In Part Two, the parent Mod spawns an array of children which adopted, through accident or design, some of its characteristics. On some, the heritage is obvious: suedeheads, northern soulers, the Mod revival kids, Acid Jazzers and Brit-Poppers; whilst on others, glam rockers, punks, casuals, ravers it isn’t. All these secondary subcultures and more are explored and to those of us who have been around the block a few times there isn’t much new of significance but to an outsider with little previous knowledge Weight provides a comprehensive introduction.
That Mod is firmly entrenched within the very fabric of Britain can be spotted every day but on occasions, for example the section on techno – ‘the last British youth culture of the 20th century to be shaped by Mod’s European outlook’ – the links and parallels Weight draws to Mod are tenuous and stretch the bounds of credibility.
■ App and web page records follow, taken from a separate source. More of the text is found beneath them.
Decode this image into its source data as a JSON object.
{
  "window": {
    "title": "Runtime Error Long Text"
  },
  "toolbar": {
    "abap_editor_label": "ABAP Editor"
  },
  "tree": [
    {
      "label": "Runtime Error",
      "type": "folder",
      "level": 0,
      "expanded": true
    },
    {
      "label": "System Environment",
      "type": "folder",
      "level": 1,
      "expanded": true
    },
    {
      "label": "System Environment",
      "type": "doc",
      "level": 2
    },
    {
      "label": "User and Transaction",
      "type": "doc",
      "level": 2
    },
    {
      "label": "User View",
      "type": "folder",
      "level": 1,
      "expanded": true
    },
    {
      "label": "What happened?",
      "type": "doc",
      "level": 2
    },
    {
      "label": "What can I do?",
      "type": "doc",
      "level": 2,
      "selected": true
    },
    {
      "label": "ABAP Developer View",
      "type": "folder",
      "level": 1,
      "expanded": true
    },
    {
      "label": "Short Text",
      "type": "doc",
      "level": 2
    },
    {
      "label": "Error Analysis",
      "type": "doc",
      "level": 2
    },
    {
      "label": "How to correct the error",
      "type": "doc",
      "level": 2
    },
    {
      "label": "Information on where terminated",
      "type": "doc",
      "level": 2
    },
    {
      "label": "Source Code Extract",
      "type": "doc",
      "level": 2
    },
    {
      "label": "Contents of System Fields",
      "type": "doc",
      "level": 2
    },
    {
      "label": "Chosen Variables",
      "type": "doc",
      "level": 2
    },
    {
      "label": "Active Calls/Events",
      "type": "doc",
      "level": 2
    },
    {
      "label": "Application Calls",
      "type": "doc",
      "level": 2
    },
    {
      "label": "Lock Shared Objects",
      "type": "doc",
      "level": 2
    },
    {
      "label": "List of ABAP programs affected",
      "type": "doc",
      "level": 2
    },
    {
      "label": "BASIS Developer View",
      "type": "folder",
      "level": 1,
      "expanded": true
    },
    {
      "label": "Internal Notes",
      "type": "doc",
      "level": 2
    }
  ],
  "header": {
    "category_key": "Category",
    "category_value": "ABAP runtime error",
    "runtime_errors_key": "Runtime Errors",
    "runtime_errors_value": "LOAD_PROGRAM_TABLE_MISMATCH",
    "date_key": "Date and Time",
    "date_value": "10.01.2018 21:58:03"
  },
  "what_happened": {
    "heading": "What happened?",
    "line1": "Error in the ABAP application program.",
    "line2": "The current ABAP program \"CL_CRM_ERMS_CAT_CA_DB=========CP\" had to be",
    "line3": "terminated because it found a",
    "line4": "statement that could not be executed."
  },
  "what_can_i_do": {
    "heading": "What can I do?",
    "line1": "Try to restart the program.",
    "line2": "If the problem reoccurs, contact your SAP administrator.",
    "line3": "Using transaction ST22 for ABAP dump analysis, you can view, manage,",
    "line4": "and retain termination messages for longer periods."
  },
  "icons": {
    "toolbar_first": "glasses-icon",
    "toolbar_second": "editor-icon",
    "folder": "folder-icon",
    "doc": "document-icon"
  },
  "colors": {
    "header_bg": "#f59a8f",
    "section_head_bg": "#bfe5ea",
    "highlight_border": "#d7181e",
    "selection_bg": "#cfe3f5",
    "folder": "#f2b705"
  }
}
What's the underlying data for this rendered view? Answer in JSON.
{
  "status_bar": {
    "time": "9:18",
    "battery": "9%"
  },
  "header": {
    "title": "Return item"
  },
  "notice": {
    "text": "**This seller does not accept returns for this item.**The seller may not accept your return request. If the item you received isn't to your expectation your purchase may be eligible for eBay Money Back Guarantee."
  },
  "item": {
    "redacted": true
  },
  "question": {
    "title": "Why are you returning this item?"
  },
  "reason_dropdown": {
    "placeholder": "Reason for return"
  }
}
He even tries to link the UK riots of 2011 to Mods as their ‘narcissistic obsession with style had created the consumer society’. Pete Meaden, I hereby hold you responsible for the looting of Footlocker.
I have little doubt Weight expected some hostility from within the Mod ranks as he lands a few pre-emptive digs to the more stubbornly conservative areas of Mod that are still weighed down with nostalgia. For example he calls the Mod Revival of 1979-82 ‘one of the oddest episodes in the history of British youth culture… they demonstrated how thin the wall was between a subculture being imaginatively reconfigured for a contemporary audience, and one that was merely being copied as an escape from the present’. I didn’t give it much thought as a fledging young Mod but I’ll side with Weight here, it was a retrogressive step out of keeping with Mod’s original progressive path.
Mod appealed to me precisely as a form of rejection and exclusion from the 1980s. Everything in the 1960s seemed infinitely cooler than the world around me so the more accurately that period could be recreated the better. I was a young kid out enjoying myself, I didn’t give a hoot whether I was doing anything new from a cultural perspective; it was fresh to me and it was bloody exciting.
But a host of rules were in place about what could be worn, what could be listened to, that eventually it became stifling and restrictive. Those with a bit about them built upon it and used it as a catalyst to open up a whole range of interests that on the face of it aren’t Mod but can be followed through the family tree back to the parent. For the others, well, you still see them knocking around, presumably happy to be stuck where they are and they get short thrift from Weight who threads this theme throughout.
As others have already pointed out, there are inaccuracies. Some are repeated falsehoods (‘Zoot Suit’ by the High Numbers being based on The Showmen’s ‘Country Fool’ always drives me mad) and some are sloppy errors but the breadth of research and associations are so extensive a few slips here and there are almost inevitable. Let he who is without sin cast the first reference to Mod being about attention to detail. In fact, one of the problems here is there is too much irrelevant detail which makes it seem fussy and show-offish rather than neat and understated. Each page a competition to see how many disparate references can be sewn together.
Mod: A Very British Style has its faults but it is not without merit. Mod has long warranted a serious and intelligent study and this is one. Richard Weight should be commended for undertaking an ambitious project rather than taking the easy option in putting out another embarrassing This Is A Lambretta, This Is A Fred Perry book we see knocking around which only cements the perception of Mods as a bunch of immovable cultural retards rather than the forward-thinking individuals he believes they were and should be.
The book is available now at Amazon.